(Data):
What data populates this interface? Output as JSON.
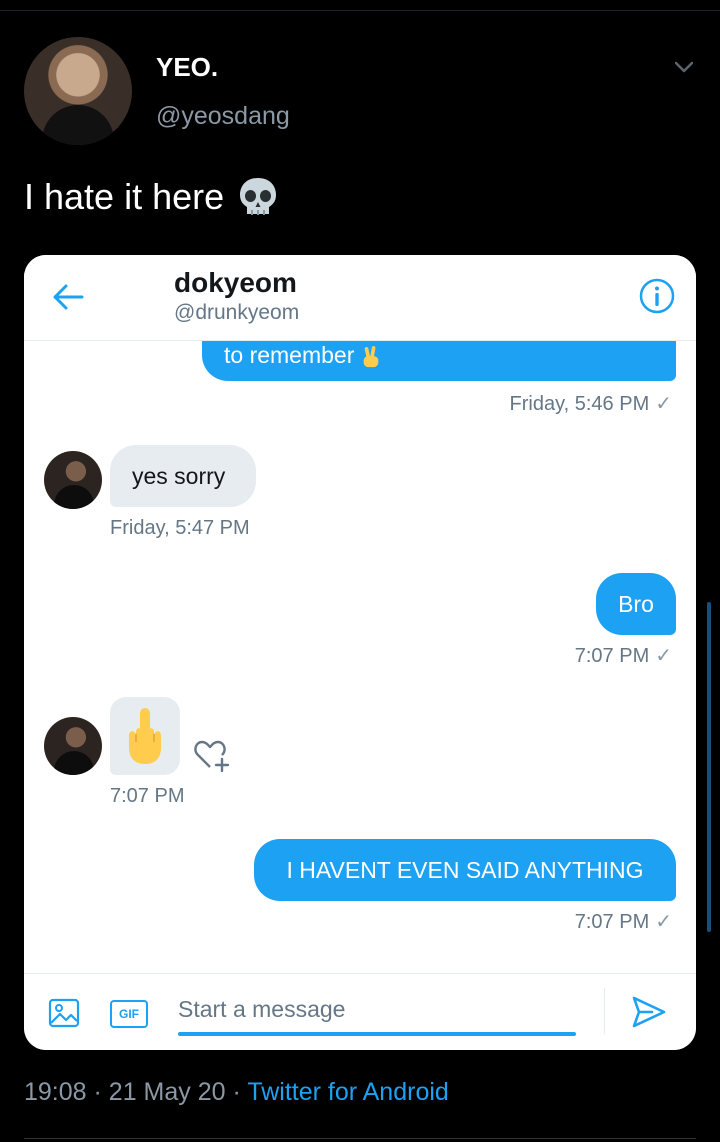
{
  "tweet": {
    "display_name": "YEO.",
    "handle": "@yeosdang",
    "text": "I hate it here",
    "text_emoji": "skull",
    "time": "19:08",
    "date": "21 May 20",
    "separator": "·",
    "source": "Twitter for Android"
  },
  "dm": {
    "name": "dokyeom",
    "handle": "@drunkyeom",
    "messages": [
      {
        "direction": "out",
        "text": "to remember",
        "emoji": "victory-hand"
      },
      {
        "direction": "out-stamp",
        "stamp": "Friday, 5:46 PM",
        "check": "✓"
      },
      {
        "direction": "in",
        "text": "yes sorry",
        "stamp": "Friday, 5:47 PM"
      },
      {
        "direction": "out",
        "text": "Bro",
        "stamp": "7:07 PM",
        "check": "✓"
      },
      {
        "direction": "in",
        "emoji": "middle-finger",
        "stamp": "7:07 PM"
      },
      {
        "direction": "out",
        "text": "I HAVENT EVEN SAID ANYTHING",
        "stamp": "7:07 PM",
        "check": "✓"
      }
    ],
    "composer": {
      "placeholder": "Start a message",
      "gif_label": "GIF"
    }
  },
  "colors": {
    "accent": "#1da1f2",
    "background": "#000000",
    "muted": "#8b98a5"
  }
}
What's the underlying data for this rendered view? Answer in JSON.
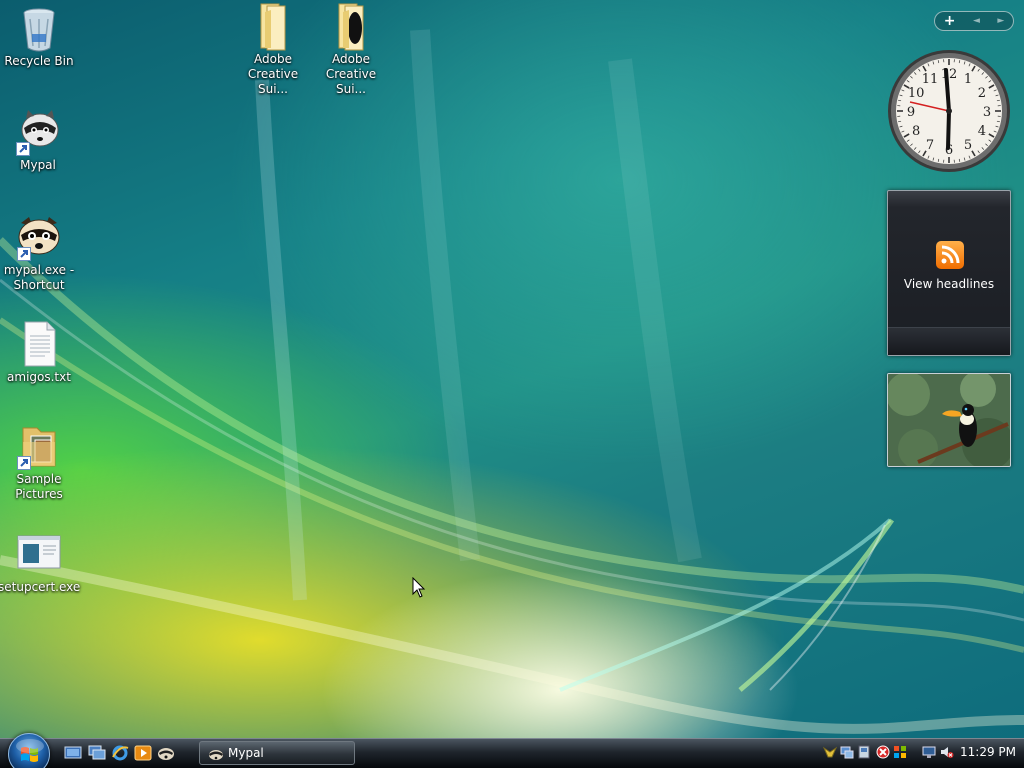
{
  "desktop": {
    "icons": [
      {
        "label": "Recycle Bin",
        "icon": "recycle-bin-icon"
      },
      {
        "label": "Mypal",
        "icon": "raccoon-icon",
        "shortcut": true
      },
      {
        "label": "mypal.exe - Shortcut",
        "icon": "raccoon-icon",
        "shortcut": true
      },
      {
        "label": "amigos.txt",
        "icon": "text-file-icon"
      },
      {
        "label": "Sample Pictures",
        "icon": "folder-icon",
        "shortcut": true
      },
      {
        "label": "setupcert.exe",
        "icon": "setup-exe-icon"
      },
      {
        "label": "Adobe Creative Sui...",
        "icon": "folder-icon"
      },
      {
        "label": "Adobe Creative Sui...",
        "icon": "folder-icon"
      }
    ]
  },
  "sidebar": {
    "controls": {
      "add": "+",
      "prev": "◄",
      "next": "►"
    },
    "clock": {
      "numerals": [
        "12",
        "1",
        "2",
        "3",
        "4",
        "5",
        "6",
        "7",
        "8",
        "9",
        "10",
        "11"
      ]
    },
    "feed": {
      "label": "View headlines"
    },
    "slideshow": {
      "subject": "toucan"
    }
  },
  "taskbar": {
    "start_button": "start-orb",
    "quick_launch": [
      "show-desktop-icon",
      "switch-windows-icon",
      "internet-explorer-icon",
      "media-player-icon",
      "mypal-icon"
    ],
    "task_buttons": [
      {
        "label": "Mypal",
        "icon": "mypal-icon"
      }
    ],
    "tray_icons": [
      "tray-app-icon",
      "tray-network-icon",
      "tray-device-icon",
      "tray-security-icon",
      "tray-windows-icon",
      "tray-display-icon",
      "volume-muted-icon"
    ],
    "clock": "11:29 PM"
  },
  "colors": {
    "accent_orange": "#f06d00",
    "taskbar_dark": "#1f252c",
    "wallpaper_teal": "#157f86"
  }
}
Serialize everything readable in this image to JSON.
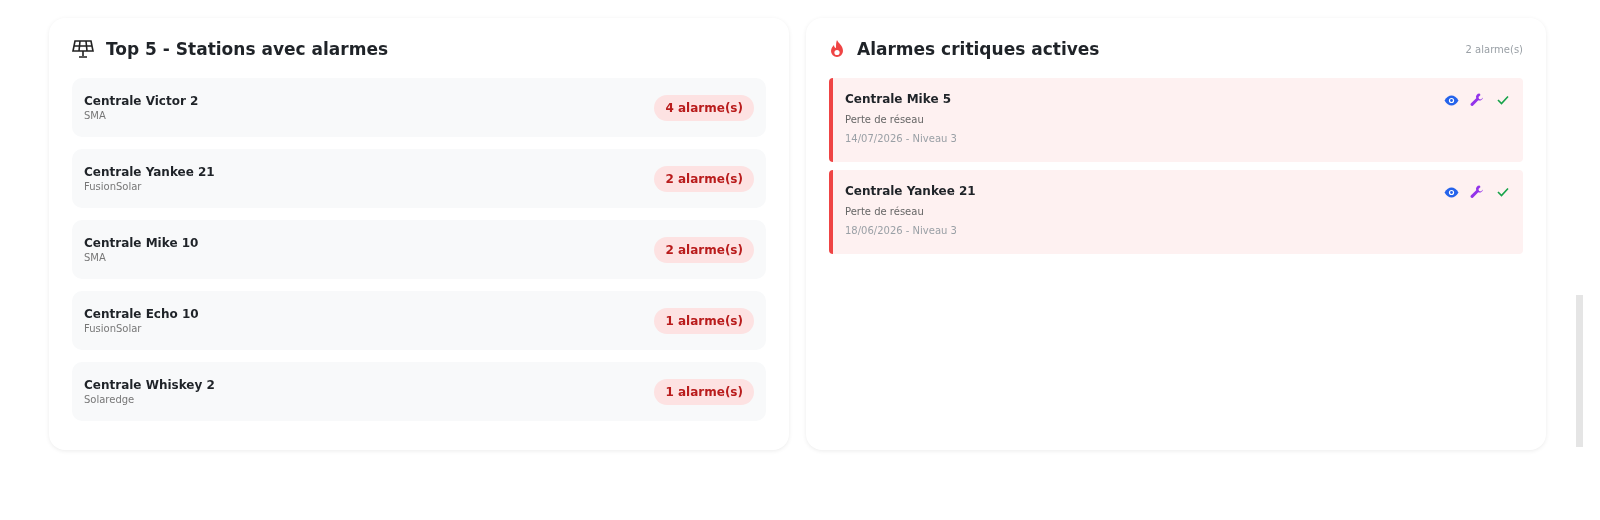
{
  "top_stations": {
    "title": "Top 5 - Stations avec alarmes",
    "items": [
      {
        "name": "Centrale Victor 2",
        "vendor": "SMA",
        "badge": "4 alarme(s)"
      },
      {
        "name": "Centrale Yankee 21",
        "vendor": "FusionSolar",
        "badge": "2 alarme(s)"
      },
      {
        "name": "Centrale Mike 10",
        "vendor": "SMA",
        "badge": "2 alarme(s)"
      },
      {
        "name": "Centrale Echo 10",
        "vendor": "FusionSolar",
        "badge": "1 alarme(s)"
      },
      {
        "name": "Centrale Whiskey 2",
        "vendor": "Solaredge",
        "badge": "1 alarme(s)"
      }
    ]
  },
  "critical_alarms": {
    "title": "Alarmes critiques actives",
    "count": "2 alarme(s)",
    "items": [
      {
        "station": "Centrale Mike 5",
        "message": "Perte de réseau",
        "meta": "14/07/2026 - Niveau 3"
      },
      {
        "station": "Centrale Yankee 21",
        "message": "Perte de réseau",
        "meta": "18/06/2026 - Niveau 3"
      }
    ]
  }
}
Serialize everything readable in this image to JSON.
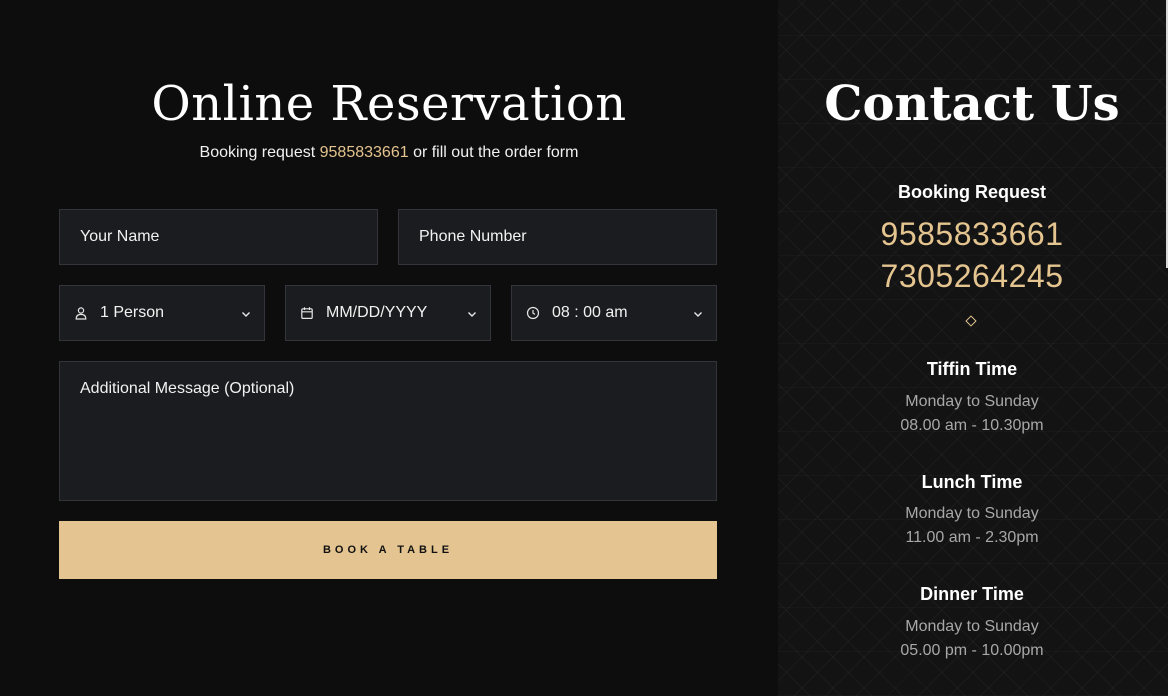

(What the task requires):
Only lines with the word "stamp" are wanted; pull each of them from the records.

(Answer to the problem):
        "direction": "out-stamp",
        "stamp": "Friday, 5:46 PM",
        "stamp": "Friday, 5:47 PM"
        "stamp": "7:07 PM",
        "stamp": "7:07 PM"
        "stamp": "7:07 PM",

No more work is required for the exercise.